November 2, 1761, George Hobson of the County of Orange in the Province of North Carolina of the one part and Morris Rees of the County of Frederick and Colony of Virginia of the other part, for 280 pounds current money of Virginia, 637 acres of land in Frederick County Virginia being part of a tract or parcel of land held by Patent bearing date November 12, 1735 by George Hobson, Senr. and willed to the said George Hobson by his father George Hobson Senr.
George Hobson Junr., Rebeckah [Hannah?] Hobson.Signatures acknowledged in open Court.

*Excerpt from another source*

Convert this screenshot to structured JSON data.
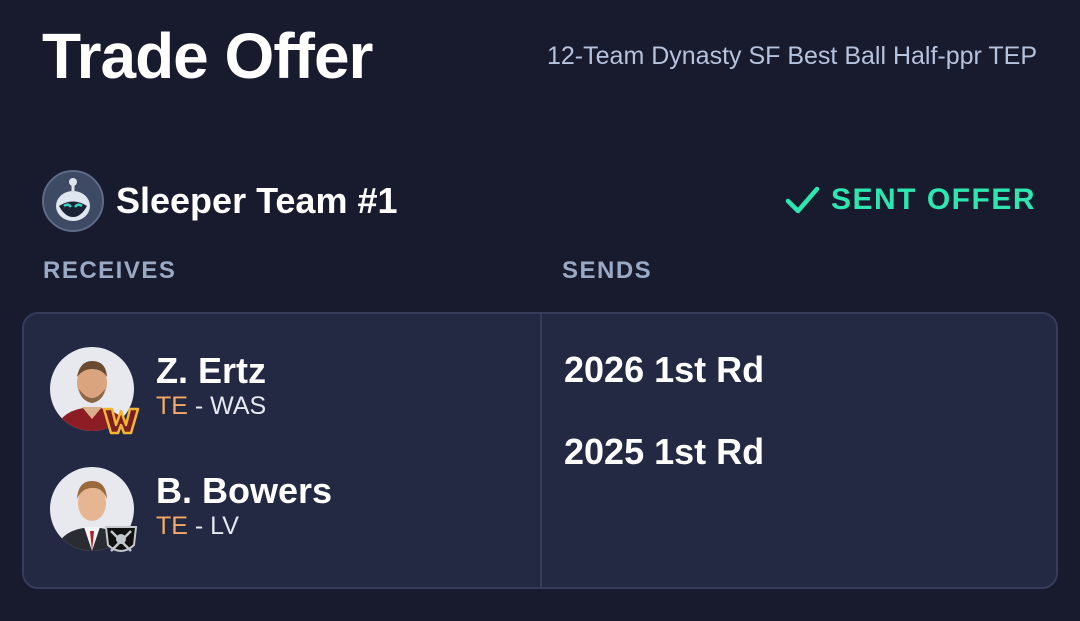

As shown earlier in the Chatham County deeds, Phillip Sitton witnessed an October 2, 1777 deed from George Hobson and his wife Hannah to their son Charles Hobson.This may have been because he was possibly George and Hannah’s son-in-law.It should also be noted that Charles Hobson married Sarah Beck, daughter of Jeffrey Beck and Lydia Phillips.Sarah (Beck) Hobson was the sister of Diannah (Beck) Sitton, wife of Joseph Sitton. Charles’ brother George Hobson, Jr.married Hannah Beck, also a sister of Diannah (Beck) Sitton.Like the Hobsons, the Beck family were also members of the Society of Friends and had migrated from Bucks County, PA to Augusta County, VA before settling in old Orange County, NC.George Hobson’s sons and their families are found in the records of Cane Creek Monthly Meeting of Orange (Alamance) County, NC.

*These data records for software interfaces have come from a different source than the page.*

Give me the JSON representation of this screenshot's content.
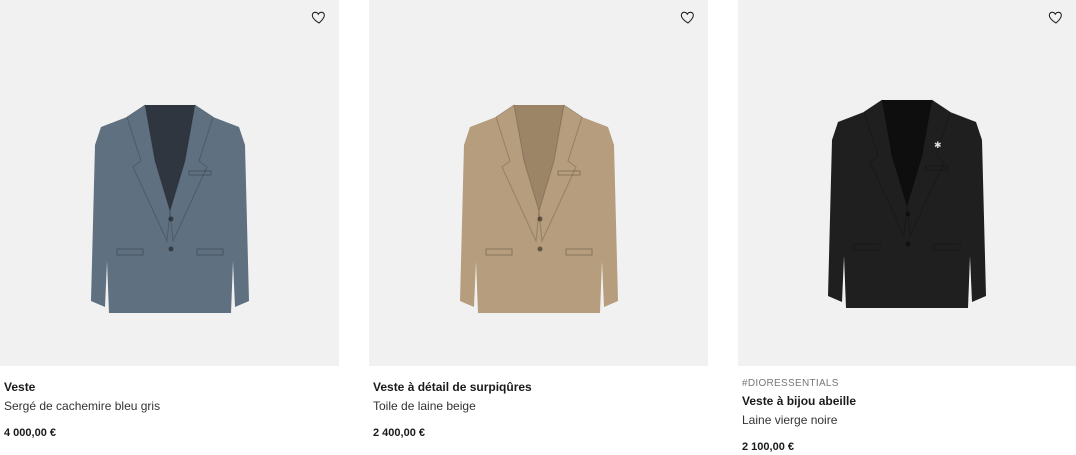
{
  "products": [
    {
      "tag": "",
      "title": "Veste",
      "subtitle": "Sergé de cachemire bleu gris",
      "price": "4 000,00 €",
      "color": "#5f7080",
      "lining": "#2f3640",
      "icon": "heart-outline-icon"
    },
    {
      "tag": "",
      "title": "Veste à détail de surpiqûres",
      "subtitle": "Toile de laine beige",
      "price": "2 400,00 €",
      "color": "#b59d7d",
      "lining": "#9c8466",
      "icon": "heart-outline-icon"
    },
    {
      "tag": "#DIORESSENTIALS",
      "title": "Veste à bijou abeille",
      "subtitle": "Laine vierge noire",
      "price": "2 100,00 €",
      "color": "#1f1f1f",
      "lining": "#0e0e0e",
      "icon": "heart-outline-icon"
    }
  ]
}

It is my belief that following the death of Phillip Sitton, his widow Hannah married John Phillip Hartsoe.A Hannah Sutton appears on the 1779 Tax List of Randolph County, NC in Captain John Hind’s District.She had 300 acres of land, 46 of which were improved, 16 cattle, 3 horses, and £1.2.4 in money, bonds, notes, and stocks in hand.Lawrence Bradley, George Hobson, and Joseph Sutton were also listed in Captain John Hind’s Tax District of Randolph County.Joseph Sutton had 200 acres of land, 25 of which were improved, 9 cattle, 3 horses, and £3.2.9 in money, bonds, notes, and stocks in hand.On August 11, 1783, John Phillip Hartso and his wife Hannah, along with Phillip Siler and his wife Mary, and John White and his wife Janey sold land on Rocky River to Benjamin Watts.Joseph Sutten (Sitton) witnessed the deeds, probably because Hartso’s wife Hannah had been his former sister-in-law.The conveyance concerned land which John Phillip Hartsoe’s father Frederick Hartsoe (Hertzog) had conveyed to his two grandsons Phillip Siler and John White (Weiss) in 1770.Frederick Hertzog was an immigrant who had immigrated to Pennsylvania in 1741.He removed from Pennsylvania to Augusta County, VA before finally settling in old Orange (later Chatham) County, NC.His daughter Elizabeth Hartsoe married Plickard Siler, and his daughter Catherine married Ulrich Weiss (aka Woolrich White).Phillip Siler was Elizabeth’s son, and John White was Catherine’s son.When the two grandsons of Frederick Hartsoe sold their land in 1783, they were joined by their uncle John Phillip Hartsoe.It is interesting to point out that the land was conveyed to Benjamin Watts, the same man who apprenticed Phillip Sitton’s orphan daughter Hannah earlier that same year.Watts owned and sold land which adjoined the land Joseph Sitton had obtained by grant for his brother Phillip’s orphans.